I know this isn't exactly classed as a fairy tale but the Narnia tales and creatures blended completely with the many fairy tales I read as a child, as I know they did many others, so I feel I can mention C.S. Lewis' Narnia stories here (Yes, I was one of those kids who excitedly- and a little tentatively -checked the back of each new wardrobe I was brave enough to open.)The Lion, the Witch and the Wardrobe is completely centered on Christmas: when Lucy enters Narnia and meets Mr. Tumnus the faun for the first time, he's sneaking around with packages when he really shouldn't be, according to the White Witch's commands (Snow Queen anyone? Complete with sleigh and nasty dwarf). The White Witch has taken over Narnia, plunging the land into a perpetual Winter - without Christmas! The appearance of Santa later in the story is key to showing the tide is turning for good (and he gives awesome presents so the kids can help kick the White Witch's butt!). We're finally able to see Christmas celebrated, hope revive and the season begin to turn to Spring.The recent film from 2005 was/is stunning and makes for uplifting viewing during a holiday season. The book stands alone though and the movie shouldn't take the place of reading the movie - do both!
I found this amazing promotion for a Christmas party after the release - I'll leave you to read it, to see what I mean. (Click to enlarge.)How could you NOT have a good time at such an event?

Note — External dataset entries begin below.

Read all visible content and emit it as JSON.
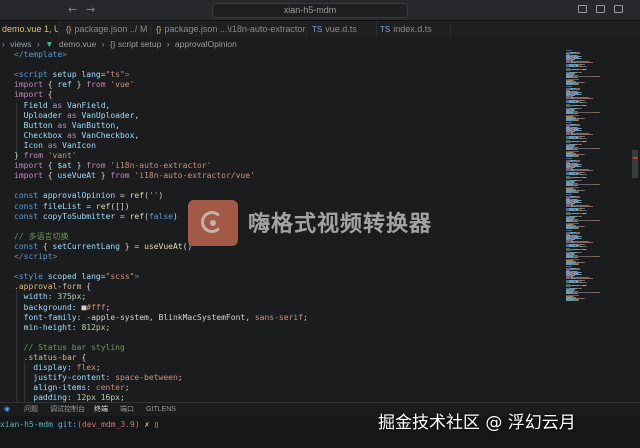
{
  "window": {
    "search_text": "xian-h5-mdm",
    "nav_back": "←",
    "nav_forward": "→"
  },
  "tabs": [
    {
      "label": "demo.vue 1, U",
      "icon": "vue-icon",
      "active": true
    },
    {
      "label": "package.json ../ M",
      "icon": "json-icon",
      "active": false
    },
    {
      "label": "package.json ...\\i18n-auto-extractor",
      "icon": "json-icon",
      "active": false
    },
    {
      "label": "vue.d.ts",
      "icon": "ts-icon",
      "active": false
    },
    {
      "label": "index.d.ts",
      "icon": "ts-icon",
      "active": false
    }
  ],
  "breadcrumb": {
    "items": [
      "views",
      "demo.vue",
      "{} script setup",
      "approvalOpinion"
    ]
  },
  "code_lines": [
    [
      [
        "tk-tag",
        "</"
      ],
      [
        "tk-tagname",
        "template"
      ],
      [
        "tk-tag",
        ">"
      ]
    ],
    [],
    [
      [
        "tk-tag",
        "<"
      ],
      [
        "tk-tagname",
        "script"
      ],
      [
        "tk-attr",
        " setup lang"
      ],
      [
        "tk-plain",
        "="
      ],
      [
        "tk-str",
        "\"ts\""
      ],
      [
        "tk-tag",
        ">"
      ]
    ],
    [
      [
        "tk-kw",
        "import"
      ],
      [
        "tk-plain",
        " { "
      ],
      [
        "tk-var",
        "ref"
      ],
      [
        "tk-plain",
        " } "
      ],
      [
        "tk-kw",
        "from"
      ],
      [
        "tk-str",
        " 'vue'"
      ]
    ],
    [
      [
        "tk-kw",
        "import"
      ],
      [
        "tk-plain",
        " {"
      ]
    ],
    [
      [
        "tk-var",
        "  Field"
      ],
      [
        "tk-kw",
        " as"
      ],
      [
        "tk-var",
        " VanField"
      ],
      [
        "tk-plain",
        ","
      ]
    ],
    [
      [
        "tk-var",
        "  Uploader"
      ],
      [
        "tk-kw",
        " as"
      ],
      [
        "tk-var",
        " VanUploader"
      ],
      [
        "tk-plain",
        ","
      ]
    ],
    [
      [
        "tk-var",
        "  Button"
      ],
      [
        "tk-kw",
        " as"
      ],
      [
        "tk-var",
        " VanButton"
      ],
      [
        "tk-plain",
        ","
      ]
    ],
    [
      [
        "tk-var",
        "  Checkbox"
      ],
      [
        "tk-kw",
        " as"
      ],
      [
        "tk-var",
        " VanCheckbox"
      ],
      [
        "tk-plain",
        ","
      ]
    ],
    [
      [
        "tk-var",
        "  Icon"
      ],
      [
        "tk-kw",
        " as"
      ],
      [
        "tk-var",
        " VanIcon"
      ]
    ],
    [
      [
        "tk-plain",
        "} "
      ],
      [
        "tk-kw",
        "from"
      ],
      [
        "tk-str",
        " 'vant'"
      ]
    ],
    [
      [
        "tk-kw",
        "import"
      ],
      [
        "tk-plain",
        " { "
      ],
      [
        "tk-var",
        "$at"
      ],
      [
        "tk-plain",
        " } "
      ],
      [
        "tk-kw",
        "from"
      ],
      [
        "tk-str",
        " 'i18n-auto-extractor'"
      ]
    ],
    [
      [
        "tk-kw",
        "import"
      ],
      [
        "tk-plain",
        " { "
      ],
      [
        "tk-var",
        "useVueAt"
      ],
      [
        "tk-plain",
        " } "
      ],
      [
        "tk-kw",
        "from"
      ],
      [
        "tk-str",
        " 'i18n-auto-extractor/vue'"
      ]
    ],
    [],
    [
      [
        "tk-kw2",
        "const"
      ],
      [
        "tk-var",
        " approvalOpinion"
      ],
      [
        "tk-plain",
        " = "
      ],
      [
        "tk-fn",
        "ref"
      ],
      [
        "tk-plain",
        "("
      ],
      [
        "tk-str",
        "''"
      ],
      [
        "tk-plain",
        ")"
      ]
    ],
    [
      [
        "tk-kw2",
        "const"
      ],
      [
        "tk-var",
        " fileList"
      ],
      [
        "tk-plain",
        " = "
      ],
      [
        "tk-fn",
        "ref"
      ],
      [
        "tk-plain",
        "([])"
      ]
    ],
    [
      [
        "tk-kw2",
        "const"
      ],
      [
        "tk-var",
        " copyToSubmitter"
      ],
      [
        "tk-plain",
        " = "
      ],
      [
        "tk-fn",
        "ref"
      ],
      [
        "tk-plain",
        "("
      ],
      [
        "tk-kw2",
        "false"
      ],
      [
        "tk-plain",
        ")"
      ]
    ],
    [],
    [
      [
        "tk-com",
        "// 多语言切换"
      ]
    ],
    [
      [
        "tk-kw2",
        "const"
      ],
      [
        "tk-plain",
        " { "
      ],
      [
        "tk-var",
        "setCurrentLang"
      ],
      [
        "tk-plain",
        " } = "
      ],
      [
        "tk-fn",
        "useVueAt"
      ],
      [
        "tk-plain",
        "()"
      ]
    ],
    [
      [
        "tk-tag",
        "</"
      ],
      [
        "tk-tagname",
        "script"
      ],
      [
        "tk-tag",
        ">"
      ]
    ],
    [],
    [
      [
        "tk-tag",
        "<"
      ],
      [
        "tk-tagname",
        "style"
      ],
      [
        "tk-attr",
        " scoped lang"
      ],
      [
        "tk-plain",
        "="
      ],
      [
        "tk-str",
        "\"scss\""
      ],
      [
        "tk-tag",
        ">"
      ]
    ],
    [
      [
        "tk-sel",
        ".approval-form"
      ],
      [
        "tk-plain",
        " {"
      ]
    ],
    [
      [
        "tk-prop",
        "  width"
      ],
      [
        "tk-plain",
        ": "
      ],
      [
        "tk-num",
        "375px"
      ],
      [
        "tk-plain",
        ";"
      ]
    ],
    [
      [
        "tk-prop",
        "  background"
      ],
      [
        "tk-plain",
        ": "
      ],
      [
        "tk-plain",
        "■"
      ],
      [
        "tk-str",
        "#fff"
      ],
      [
        "tk-plain",
        ";"
      ]
    ],
    [
      [
        "tk-prop",
        "  font-family"
      ],
      [
        "tk-plain",
        ": -apple-system, BlinkMacSystemFont, "
      ],
      [
        "tk-str",
        "sans-serif"
      ],
      [
        "tk-plain",
        ";"
      ]
    ],
    [
      [
        "tk-prop",
        "  min-height"
      ],
      [
        "tk-plain",
        ": "
      ],
      [
        "tk-num",
        "812px"
      ],
      [
        "tk-plain",
        ";"
      ]
    ],
    [],
    [
      [
        "tk-com",
        "  // Status bar styling"
      ]
    ],
    [
      [
        "tk-sel",
        "  .status-bar"
      ],
      [
        "tk-plain",
        " {"
      ]
    ],
    [
      [
        "tk-prop",
        "    display"
      ],
      [
        "tk-plain",
        ": "
      ],
      [
        "tk-str",
        "flex"
      ],
      [
        "tk-plain",
        ";"
      ]
    ],
    [
      [
        "tk-prop",
        "    justify-content"
      ],
      [
        "tk-plain",
        ": "
      ],
      [
        "tk-str",
        "space-between"
      ],
      [
        "tk-plain",
        ";"
      ]
    ],
    [
      [
        "tk-prop",
        "    align-items"
      ],
      [
        "tk-plain",
        ": "
      ],
      [
        "tk-str",
        "center"
      ],
      [
        "tk-plain",
        ";"
      ]
    ],
    [
      [
        "tk-prop",
        "    padding"
      ],
      [
        "tk-plain",
        ": "
      ],
      [
        "tk-num",
        "12px 16px"
      ],
      [
        "tk-plain",
        ";"
      ]
    ]
  ],
  "watermark": {
    "text": "嗨格式视频转换器",
    "icon": "video-converter-logo-icon"
  },
  "panel": {
    "tabs": [
      "问题",
      "调试控制台",
      "终端",
      "端口",
      "GITLENS"
    ],
    "active_tab": "终端"
  },
  "terminal": {
    "path": "xian-h5-mdm",
    "git_label": "git:",
    "branch": "(dev_mdm_3.9)",
    "marker": "✗",
    "cursor": "▯"
  },
  "overlay": {
    "text": "掘金技术社区 @ 浮幻云月"
  },
  "colors": {
    "background": "#1b1c1e",
    "active_tab_text": "#e0c060",
    "watermark_logo": "#c46a52"
  }
}
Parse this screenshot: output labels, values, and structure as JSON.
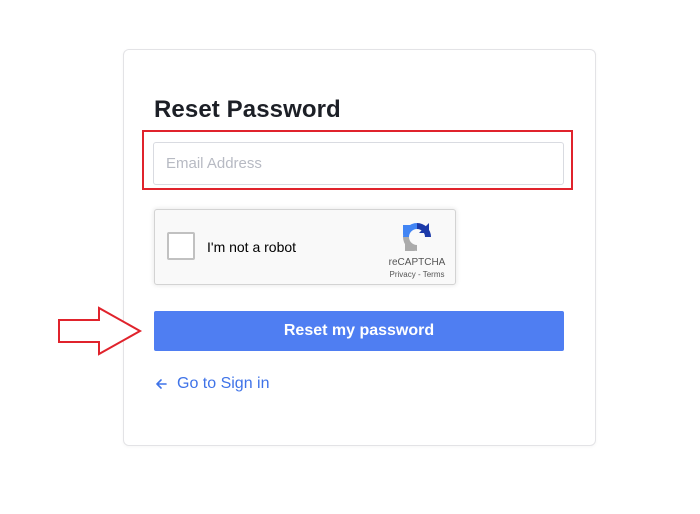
{
  "form": {
    "title": "Reset Password",
    "email_placeholder": "Email Address",
    "email_value": "",
    "submit_label": "Reset my password",
    "back_link": "Go to Sign in"
  },
  "recaptcha": {
    "label": "I'm not a robot",
    "brand": "reCAPTCHA",
    "privacy": "Privacy",
    "separator": " - ",
    "terms": "Terms",
    "checked": false
  },
  "annotations": {
    "highlight_color": "#e0232c",
    "arrow_color": "#e0232c"
  },
  "colors": {
    "primary": "#4f7ef2",
    "link": "#3f73e8",
    "title": "#1c1f26"
  }
}
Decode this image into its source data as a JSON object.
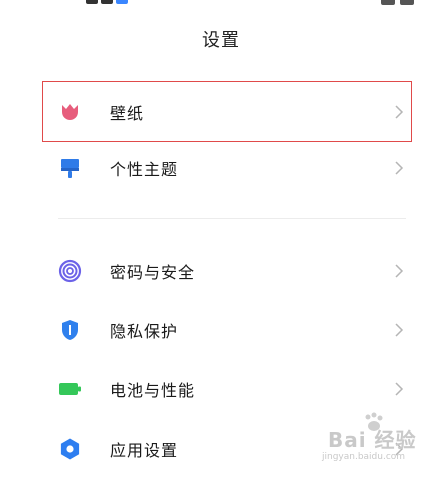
{
  "status_bar": {
    "icons": [
      "signal-icon",
      "app-icon",
      "wifi-icon",
      "battery-icon"
    ]
  },
  "header": {
    "title": "设置"
  },
  "items": [
    {
      "label": "壁纸",
      "icon": "tulip-icon",
      "color": "#e75d7c"
    },
    {
      "label": "个性主题",
      "icon": "brush-icon",
      "color": "#2f7be8"
    },
    {
      "label": "密码与安全",
      "icon": "fingerprint-icon",
      "color": "#6c63e8"
    },
    {
      "label": "隐私保护",
      "icon": "shield-icon",
      "color": "#2f80ed"
    },
    {
      "label": "电池与性能",
      "icon": "battery-icon",
      "color": "#34c759"
    },
    {
      "label": "应用设置",
      "icon": "gear-icon",
      "color": "#2d7ef0"
    }
  ],
  "highlight": {
    "item": "壁纸",
    "color": "#e04a4a"
  },
  "watermark": {
    "main": "Bai 经验",
    "url": "jingyan.baidu.com"
  }
}
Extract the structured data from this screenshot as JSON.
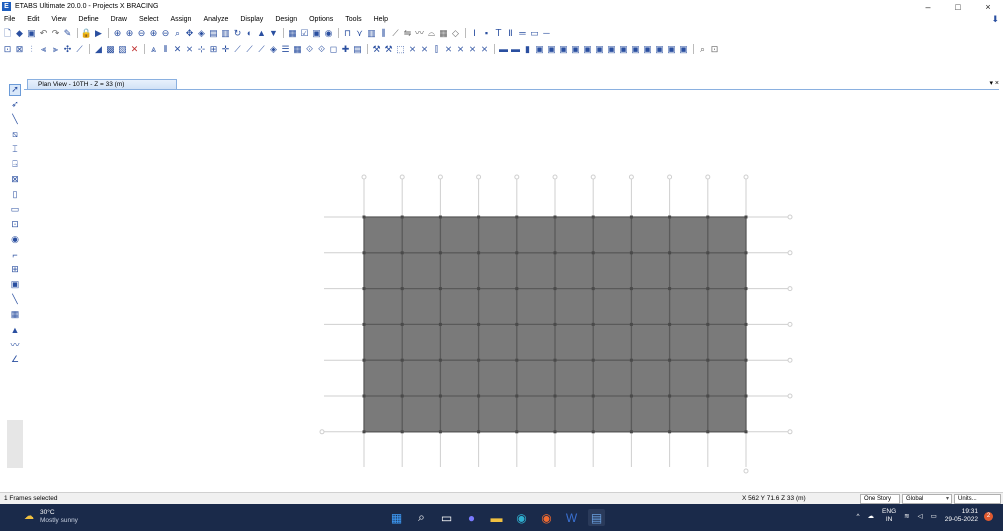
{
  "window": {
    "title": "ETABS Ultimate 20.0.0 - Projects X BRACING",
    "logo_letter": "E",
    "minimize": "–",
    "maximize": "□",
    "close": "×"
  },
  "menu": {
    "items": [
      "File",
      "Edit",
      "View",
      "Define",
      "Draw",
      "Select",
      "Assign",
      "Analyze",
      "Display",
      "Design",
      "Options",
      "Tools",
      "Help"
    ]
  },
  "view_tab": {
    "label": "Plan View - 10TH - Z = 33 (m)",
    "dropdown": "▾ ×"
  },
  "status": {
    "selection": "1 Frames selected",
    "coords": "X 562  Y 71.6  Z 33 (m)",
    "story_option": "One Story",
    "coord_system": "Global",
    "units": "Units..."
  },
  "taskbar": {
    "temperature": "30°C",
    "weather": "Mostly sunny",
    "lang_top": "ENG",
    "lang_bottom": "IN",
    "time": "19:31",
    "date": "29-05-2022",
    "notification_count": "2"
  },
  "plan_grid": {
    "columns": 10,
    "rows": 6,
    "slab_color": "#7a7a7a",
    "beam_color": "#5a5a5a",
    "grid_line_color": "#cfcfcf"
  }
}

By the way, Christian Birmingham illustrated a version of the book and is a must-see. As much as I love the movie, I prefer the old illustrations to read with, however this book is an exception to the rule. The link is HERE (I haven't seen this version with the black and white cover, which is lovely. The version linked to is the colored one I've seen in stores.)